The issue of multiculturalism is fiercely debated in American politics. Conservatives tend to be against multiculturalism being taught to young children in elementary and middle school, while Liberals tend to support it. In order to fully understand the issues at hand we must first be sure of what we mean when we talk about multiculturalism.
Multiculturalism is generally thought of as the teaching that no culture is inherently superior to another. It is meant to teach tolerance and understanding of people who share different views, and participate in different traditions, whether cultural or religious. This is generally done in school in many ways:
The first way a school can teach multiculturalism is through designated "culture days". These are days that focus on teaching and celebrating different cultures. Some schools do this through multiple days(or weeks) dedicated to specific cultures. MLK Jr. Day can fit into a "culture day" because it focuses on the acceptance of others, especially African-Americans who fit into a different racial and generally into a different cultural group(there is a "black culture") than the majority. There are also events that broaden the topic of multiculturalism. Most schools have a "multiculturalism week" or "diversity week" where class time is spent on learning and celebrating a multitude of different cultures. This way is usually done once a year on designated holidays.
The second way a school can teach multiculturalism is more subtle. This is done through teachers assigning reading materials written by people of different cultures and having students discuss and write about them. It also discusses other points of view of major events in class without actually changing curriculum. An examples of this would be reading about the Native American perspective of Thanksgiving. The goal of this is to get students to put themselves in the shoes of people who are not necessarily similar to themselves, and hopefully increase tolerance and understanding for these people.
A third way, and the final one I am going to write about, is changing daily curriculum for a student to incorporate culture learning. This is something I have actual firsthand experience with. In 1st grade, our curriculum consisted of about a month of learning about Mexico. An hour or two a day was given to us to learn some Spanish, do projects on Mexican culture, and read Mexican folk stories. The Three Javelinas was an example of a folk story we learned, which is a Mexican version of The Three Pigs. In 2nd grade we had the same thing, except we learned about Swahili culture, and learned some of the Swahili language. This way is more overt, by actually telling children that they should accept these cultures and that they are great and worth celebrating.
Now what are the arguments for and against this type of learning?
Pros for multicultural learning
A main argument for multicultural learning is that it teaches tolerance of other cultures. It is meant to relieve racial tensions, especially in a country like the USA where there are a whole lot of cultures living in close proximity. It is meant to "transform" children into tolerant, accepting, human beings. They say that because every day is "white history day", that Africans, Latinos, Asians, Arabs, Native Americans, and Indians should get their own days of learning. They argue that whites have persecuted and oppressed many of these cultures in the past, so history tends to have a bias against them, and they are often overlooked in normal history classes.
Another argument is that simply learning other cultures is good for expanding a child's mind.
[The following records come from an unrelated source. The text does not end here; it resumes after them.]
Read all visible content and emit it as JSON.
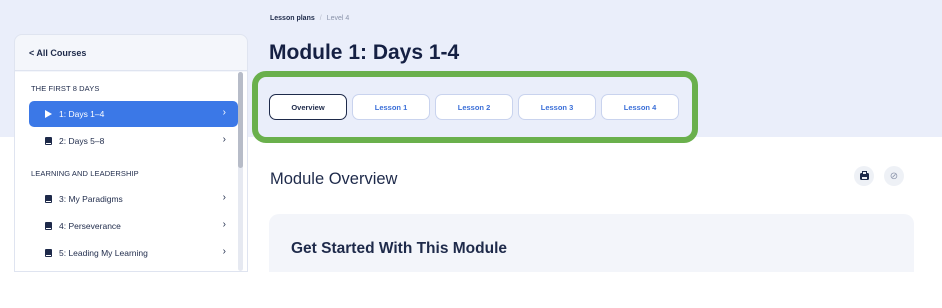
{
  "sidebar": {
    "back_label": "< All Courses",
    "sections": [
      {
        "label": "THE FIRST 8 DAYS"
      },
      {
        "label": "LEARNING AND LEADERSHIP"
      }
    ],
    "items": [
      {
        "label": "1: Days 1–4",
        "icon": "play-icon",
        "active": true
      },
      {
        "label": "2: Days 5–8",
        "icon": "book-icon"
      },
      {
        "label": "3: My Paradigms",
        "icon": "book-icon"
      },
      {
        "label": "4: Perseverance",
        "icon": "book-icon"
      },
      {
        "label": "5: Leading My Learning",
        "icon": "book-icon"
      }
    ],
    "chevron": "›"
  },
  "breadcrumb": {
    "link": "Lesson plans",
    "separator": "/",
    "current": "Level 4"
  },
  "page_title": "Module 1: Days 1-4",
  "tabs": [
    {
      "label": "Overview",
      "active": true
    },
    {
      "label": "Lesson 1"
    },
    {
      "label": "Lesson 2"
    },
    {
      "label": "Lesson 3"
    },
    {
      "label": "Lesson 4"
    }
  ],
  "overview": {
    "title": "Module Overview",
    "actions": [
      "printer-icon",
      "link-icon"
    ]
  },
  "card": {
    "title": "Get Started With This Module"
  },
  "colors": {
    "accent": "#3b78e7",
    "highlight": "#6ab04c",
    "header_band": "#eaeefa"
  }
}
People say Gandhi, Buddha, Confucius, and Crazy Horse have a whole lot of wisdom that can be given to children and young adults. These sorts of people also say learning about "white" heroes like Jesus Christ and Christopher Columbus are taught as normal history so no special time is needed for them, and that people like Christopher Columbus were also incredibly racist and oppressive to other cultures that they encountered.
Cons for multicultural learning
Some groups, however, are not completely on board the multiculturalism train of thought. These groups tend to think that the way multiculturalism is taught in schools tends to elevate other cultures above white culture. They say that schools put too much emphasis on white persecution of others in the past, and that teaches intolerance and animosity towards whites. It also teaches a culture of self hatred and what they feel is undeserved guilt among white people. They claim that this sort of teaching only deepens the racial and cultural divide, and encourages violence against whites. A quote from Bennett, "to dwell on cultural differences is to foster negative prejudices and stereotypes, and that is human nature to view those who are different as inferior". They often try advocate teaching similarities between cultures, instead of differences. The slogan is "We are more alike than different".
Opponents to multiculturalism also say that it is taught instead of subjects that need to be taught to children. They claim that while Americans becomes worse and worse at math, reading, and science, that less time is allotted to teaching these subjects in favor of multiculturalism. Some feel it is a complete waste of time and is detrimental to the student, because less time is focused on necessary skills.
So multiculturalism is far from a simple issue. In fact, it tends to be an issue few are on the fence about. It seems that everyone has a strong opinion on it. There are groups of people who feel that is is necessary to foster cooperation and tolerance among different cultures, while some believe that it further divides cultures.
So what are you opinions on this lovely issue that seems to divide more and more people each day?
References I used & stuff:
http://www.intime.uni.edu/multicultu.../approachs.htm Four Approaches to Multicultural Curriculum Reform
http://www.edchange.org/multicultura...th.html#whatis Multicultural Education